-- Dataset content follows --
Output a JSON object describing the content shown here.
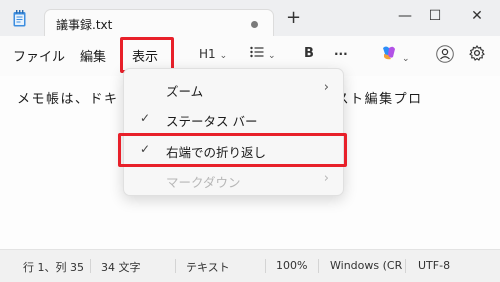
{
  "tab": {
    "title": "議事録.txt",
    "new_tab": "+"
  },
  "window": {
    "minimize": "—",
    "maximize": "☐",
    "close": "✕"
  },
  "menubar": {
    "file": "ファイル",
    "edit": "編集",
    "view": "表示",
    "heading": "H1",
    "list_icon": "list-icon",
    "bold": "B",
    "more": "···",
    "copilot_icon": "copilot-icon",
    "account_icon": "account-icon",
    "settings_icon": "gear-icon"
  },
  "document": {
    "text": "メモ帳は、ドキ　　　　　　　　　　　的なテキスト編集プロ"
  },
  "dropdown": {
    "items": [
      {
        "label": "ズーム",
        "checked": false,
        "submenu": true,
        "disabled": false
      },
      {
        "label": "ステータス バー",
        "checked": true,
        "submenu": false,
        "disabled": false
      },
      {
        "label": "右端での折り返し",
        "checked": true,
        "submenu": false,
        "disabled": false,
        "highlighted": true
      },
      {
        "label": "マークダウン",
        "checked": false,
        "submenu": true,
        "disabled": true
      }
    ],
    "check_glyph": "✓",
    "arrow_glyph": "›"
  },
  "status": {
    "position": "行 1、列 35",
    "chars": "34 文字",
    "format": "テキスト",
    "zoom": "100%",
    "line_ending": "Windows (CR",
    "encoding": "UTF-8"
  },
  "colors": {
    "highlight": "#e8202a",
    "accent": "#7b61ff"
  }
}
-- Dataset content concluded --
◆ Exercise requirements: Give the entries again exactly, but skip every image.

◆ Task result:
Output a JSON object describing the content shown here.
{
  "tab": {
    "title": "議事録.txt",
    "new_tab": "+"
  },
  "window": {
    "minimize": "—",
    "maximize": "☐",
    "close": "✕"
  },
  "menubar": {
    "file": "ファイル",
    "edit": "編集",
    "view": "表示",
    "heading": "H1",
    "list_icon": "list-icon",
    "bold": "B",
    "more": "···",
    "copilot_icon": "copilot-icon",
    "account_icon": "account-icon",
    "settings_icon": "gear-icon"
  },
  "document": {
    "text": "メモ帳は、ドキ　　　　　　　　　　　的なテキスト編集プロ"
  },
  "dropdown": {
    "items": [
      {
        "label": "ズーム",
        "checked": false,
        "submenu": true,
        "disabled": false
      },
      {
        "label": "ステータス バー",
        "checked": true,
        "submenu": false,
        "disabled": false
      },
      {
        "label": "右端での折り返し",
        "checked": true,
        "submenu": false,
        "disabled": false,
        "highlighted": true
      },
      {
        "label": "マークダウン",
        "checked": false,
        "submenu": true,
        "disabled": true
      }
    ],
    "check_glyph": "✓",
    "arrow_glyph": "›"
  },
  "status": {
    "position": "行 1、列 35",
    "chars": "34 文字",
    "format": "テキスト",
    "zoom": "100%",
    "line_ending": "Windows (CR",
    "encoding": "UTF-8"
  },
  "colors": {
    "highlight": "#e8202a",
    "accent": "#7b61ff"
  }
}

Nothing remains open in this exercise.